RECORDS PROVIDED >>
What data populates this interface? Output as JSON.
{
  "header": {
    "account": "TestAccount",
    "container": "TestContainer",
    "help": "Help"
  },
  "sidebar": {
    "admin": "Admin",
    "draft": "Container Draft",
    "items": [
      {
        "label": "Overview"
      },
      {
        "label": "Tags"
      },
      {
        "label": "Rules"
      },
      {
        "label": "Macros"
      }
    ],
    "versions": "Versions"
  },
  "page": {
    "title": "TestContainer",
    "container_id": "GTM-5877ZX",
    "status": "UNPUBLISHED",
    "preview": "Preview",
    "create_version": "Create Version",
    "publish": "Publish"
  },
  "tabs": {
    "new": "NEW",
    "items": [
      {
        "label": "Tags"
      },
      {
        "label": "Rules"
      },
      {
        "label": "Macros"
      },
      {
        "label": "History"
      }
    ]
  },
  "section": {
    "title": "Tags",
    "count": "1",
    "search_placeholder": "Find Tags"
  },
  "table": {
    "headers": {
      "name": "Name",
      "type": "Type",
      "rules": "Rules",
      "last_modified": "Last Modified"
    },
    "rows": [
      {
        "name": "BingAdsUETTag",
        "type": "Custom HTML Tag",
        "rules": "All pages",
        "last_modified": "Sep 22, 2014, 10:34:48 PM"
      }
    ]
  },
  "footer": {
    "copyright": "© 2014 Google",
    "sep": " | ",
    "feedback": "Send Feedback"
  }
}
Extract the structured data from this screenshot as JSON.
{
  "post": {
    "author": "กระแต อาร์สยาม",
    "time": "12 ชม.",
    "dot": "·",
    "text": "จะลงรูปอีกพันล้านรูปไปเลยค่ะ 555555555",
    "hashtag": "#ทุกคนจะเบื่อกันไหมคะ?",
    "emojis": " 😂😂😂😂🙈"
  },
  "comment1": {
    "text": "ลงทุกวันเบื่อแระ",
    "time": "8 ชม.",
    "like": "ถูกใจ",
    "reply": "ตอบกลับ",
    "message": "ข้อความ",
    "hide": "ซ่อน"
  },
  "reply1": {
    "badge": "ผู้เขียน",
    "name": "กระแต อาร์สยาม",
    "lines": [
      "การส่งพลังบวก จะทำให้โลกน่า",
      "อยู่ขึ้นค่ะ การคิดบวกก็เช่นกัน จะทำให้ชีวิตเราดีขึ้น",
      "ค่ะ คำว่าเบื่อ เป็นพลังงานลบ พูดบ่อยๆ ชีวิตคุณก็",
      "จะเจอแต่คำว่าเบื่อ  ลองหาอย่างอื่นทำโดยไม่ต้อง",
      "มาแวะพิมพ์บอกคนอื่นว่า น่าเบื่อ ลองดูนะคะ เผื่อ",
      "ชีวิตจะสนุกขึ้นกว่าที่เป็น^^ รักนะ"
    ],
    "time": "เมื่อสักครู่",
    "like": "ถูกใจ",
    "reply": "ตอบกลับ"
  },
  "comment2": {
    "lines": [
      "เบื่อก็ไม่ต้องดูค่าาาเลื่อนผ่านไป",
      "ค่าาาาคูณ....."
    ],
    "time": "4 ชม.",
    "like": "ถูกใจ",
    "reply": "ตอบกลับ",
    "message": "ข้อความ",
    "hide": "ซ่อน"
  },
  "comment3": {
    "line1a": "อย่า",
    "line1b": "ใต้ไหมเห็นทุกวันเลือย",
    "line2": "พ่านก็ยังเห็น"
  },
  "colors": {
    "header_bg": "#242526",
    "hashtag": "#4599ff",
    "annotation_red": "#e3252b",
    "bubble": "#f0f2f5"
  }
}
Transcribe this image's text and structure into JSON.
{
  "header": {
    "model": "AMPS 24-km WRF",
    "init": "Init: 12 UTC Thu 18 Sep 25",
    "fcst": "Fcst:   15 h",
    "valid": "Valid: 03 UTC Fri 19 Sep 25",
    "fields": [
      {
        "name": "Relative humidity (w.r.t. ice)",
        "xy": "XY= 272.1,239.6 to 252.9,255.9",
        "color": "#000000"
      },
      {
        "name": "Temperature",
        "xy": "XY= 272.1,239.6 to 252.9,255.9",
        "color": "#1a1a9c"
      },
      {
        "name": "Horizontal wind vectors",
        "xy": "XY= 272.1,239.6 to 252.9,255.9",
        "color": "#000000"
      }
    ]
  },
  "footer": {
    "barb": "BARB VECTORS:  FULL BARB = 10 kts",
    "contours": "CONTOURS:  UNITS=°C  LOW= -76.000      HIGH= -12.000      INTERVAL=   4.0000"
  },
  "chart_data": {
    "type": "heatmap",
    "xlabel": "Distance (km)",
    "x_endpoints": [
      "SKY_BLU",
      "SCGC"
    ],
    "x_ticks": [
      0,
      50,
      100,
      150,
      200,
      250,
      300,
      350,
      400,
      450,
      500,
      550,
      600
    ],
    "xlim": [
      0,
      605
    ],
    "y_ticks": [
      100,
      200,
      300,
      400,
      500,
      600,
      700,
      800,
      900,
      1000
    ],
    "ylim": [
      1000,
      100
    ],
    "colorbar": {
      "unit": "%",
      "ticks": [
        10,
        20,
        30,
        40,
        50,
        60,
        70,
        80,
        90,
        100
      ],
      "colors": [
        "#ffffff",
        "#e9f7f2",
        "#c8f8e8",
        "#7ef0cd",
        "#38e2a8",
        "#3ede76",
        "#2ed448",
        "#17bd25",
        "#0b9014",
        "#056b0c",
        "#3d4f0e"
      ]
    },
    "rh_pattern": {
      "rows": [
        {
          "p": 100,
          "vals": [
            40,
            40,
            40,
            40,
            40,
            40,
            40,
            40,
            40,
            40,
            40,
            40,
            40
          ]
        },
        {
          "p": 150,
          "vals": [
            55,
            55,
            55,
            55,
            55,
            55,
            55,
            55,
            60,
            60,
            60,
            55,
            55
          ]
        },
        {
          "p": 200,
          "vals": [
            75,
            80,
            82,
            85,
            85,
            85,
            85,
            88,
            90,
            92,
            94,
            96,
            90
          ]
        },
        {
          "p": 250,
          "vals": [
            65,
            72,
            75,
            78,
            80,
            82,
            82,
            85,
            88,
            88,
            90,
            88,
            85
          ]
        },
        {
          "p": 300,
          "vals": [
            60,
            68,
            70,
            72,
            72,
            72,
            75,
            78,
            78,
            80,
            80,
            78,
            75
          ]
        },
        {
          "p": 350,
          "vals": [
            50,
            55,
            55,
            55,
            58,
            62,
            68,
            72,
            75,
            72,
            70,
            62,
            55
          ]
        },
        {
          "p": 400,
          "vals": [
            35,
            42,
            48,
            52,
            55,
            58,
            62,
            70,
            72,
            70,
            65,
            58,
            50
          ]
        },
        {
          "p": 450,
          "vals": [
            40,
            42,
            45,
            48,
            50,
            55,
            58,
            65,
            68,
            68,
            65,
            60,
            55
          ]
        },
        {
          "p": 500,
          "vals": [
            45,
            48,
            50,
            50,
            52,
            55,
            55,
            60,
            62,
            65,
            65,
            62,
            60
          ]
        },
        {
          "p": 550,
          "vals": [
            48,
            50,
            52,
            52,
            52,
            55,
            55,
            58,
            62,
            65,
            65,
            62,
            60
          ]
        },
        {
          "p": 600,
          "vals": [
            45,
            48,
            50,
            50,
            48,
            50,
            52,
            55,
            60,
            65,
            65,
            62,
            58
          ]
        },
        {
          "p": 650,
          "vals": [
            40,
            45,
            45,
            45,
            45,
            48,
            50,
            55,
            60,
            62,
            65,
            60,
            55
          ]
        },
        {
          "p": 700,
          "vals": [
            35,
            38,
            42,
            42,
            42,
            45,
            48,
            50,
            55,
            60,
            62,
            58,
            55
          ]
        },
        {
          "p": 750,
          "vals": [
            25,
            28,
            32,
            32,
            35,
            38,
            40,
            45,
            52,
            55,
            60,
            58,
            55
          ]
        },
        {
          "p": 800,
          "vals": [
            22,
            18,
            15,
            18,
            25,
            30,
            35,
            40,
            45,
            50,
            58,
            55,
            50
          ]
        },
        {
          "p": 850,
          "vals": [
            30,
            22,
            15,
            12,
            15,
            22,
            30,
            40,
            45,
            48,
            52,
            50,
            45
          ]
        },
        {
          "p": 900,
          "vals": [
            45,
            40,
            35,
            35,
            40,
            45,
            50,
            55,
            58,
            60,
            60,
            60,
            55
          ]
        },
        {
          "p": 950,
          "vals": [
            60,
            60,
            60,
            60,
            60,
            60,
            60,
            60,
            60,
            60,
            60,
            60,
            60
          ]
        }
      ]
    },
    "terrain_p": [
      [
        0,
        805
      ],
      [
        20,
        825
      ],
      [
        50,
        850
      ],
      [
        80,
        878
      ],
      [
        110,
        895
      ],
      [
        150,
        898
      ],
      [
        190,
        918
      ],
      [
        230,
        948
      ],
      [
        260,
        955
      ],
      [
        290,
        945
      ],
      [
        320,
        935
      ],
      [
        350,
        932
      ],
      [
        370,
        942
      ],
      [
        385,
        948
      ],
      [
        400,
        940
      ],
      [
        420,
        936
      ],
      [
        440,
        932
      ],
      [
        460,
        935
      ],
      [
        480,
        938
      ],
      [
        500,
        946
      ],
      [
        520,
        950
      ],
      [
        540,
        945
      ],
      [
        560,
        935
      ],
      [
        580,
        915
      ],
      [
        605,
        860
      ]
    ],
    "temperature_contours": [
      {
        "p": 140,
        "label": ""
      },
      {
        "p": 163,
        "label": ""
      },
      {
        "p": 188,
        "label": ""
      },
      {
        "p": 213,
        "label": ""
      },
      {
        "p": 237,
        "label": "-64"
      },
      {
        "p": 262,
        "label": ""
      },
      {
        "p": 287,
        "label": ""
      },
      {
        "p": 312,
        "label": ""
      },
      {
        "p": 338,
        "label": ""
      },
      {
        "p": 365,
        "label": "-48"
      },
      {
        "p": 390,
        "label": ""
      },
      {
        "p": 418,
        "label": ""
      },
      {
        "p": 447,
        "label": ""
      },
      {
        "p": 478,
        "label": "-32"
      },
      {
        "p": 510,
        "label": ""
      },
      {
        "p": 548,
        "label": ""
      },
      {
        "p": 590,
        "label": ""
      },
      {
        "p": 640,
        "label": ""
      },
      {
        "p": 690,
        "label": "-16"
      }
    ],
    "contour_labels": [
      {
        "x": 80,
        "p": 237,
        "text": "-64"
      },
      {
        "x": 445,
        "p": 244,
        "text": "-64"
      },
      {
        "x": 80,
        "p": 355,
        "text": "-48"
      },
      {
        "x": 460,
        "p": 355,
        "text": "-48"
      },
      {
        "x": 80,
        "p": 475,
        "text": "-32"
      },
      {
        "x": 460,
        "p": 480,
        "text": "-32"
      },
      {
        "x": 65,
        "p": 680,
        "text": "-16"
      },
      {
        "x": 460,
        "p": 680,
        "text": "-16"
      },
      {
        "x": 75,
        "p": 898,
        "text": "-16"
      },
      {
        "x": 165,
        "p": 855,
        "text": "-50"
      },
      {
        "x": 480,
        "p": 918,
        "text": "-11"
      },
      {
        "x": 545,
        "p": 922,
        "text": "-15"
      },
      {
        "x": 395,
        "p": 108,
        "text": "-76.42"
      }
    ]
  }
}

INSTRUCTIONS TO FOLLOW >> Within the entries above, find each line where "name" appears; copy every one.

SOLUTION TO THE PROBLEM >>
      "name": "Name",
        "name": "BingAdsUETTag",
    "name": "กระแต อาร์สยาม",
        "name": "Relative humidity (w.r.t. ice)",
        "name": "Temperature",
        "name": "Horizontal wind vectors",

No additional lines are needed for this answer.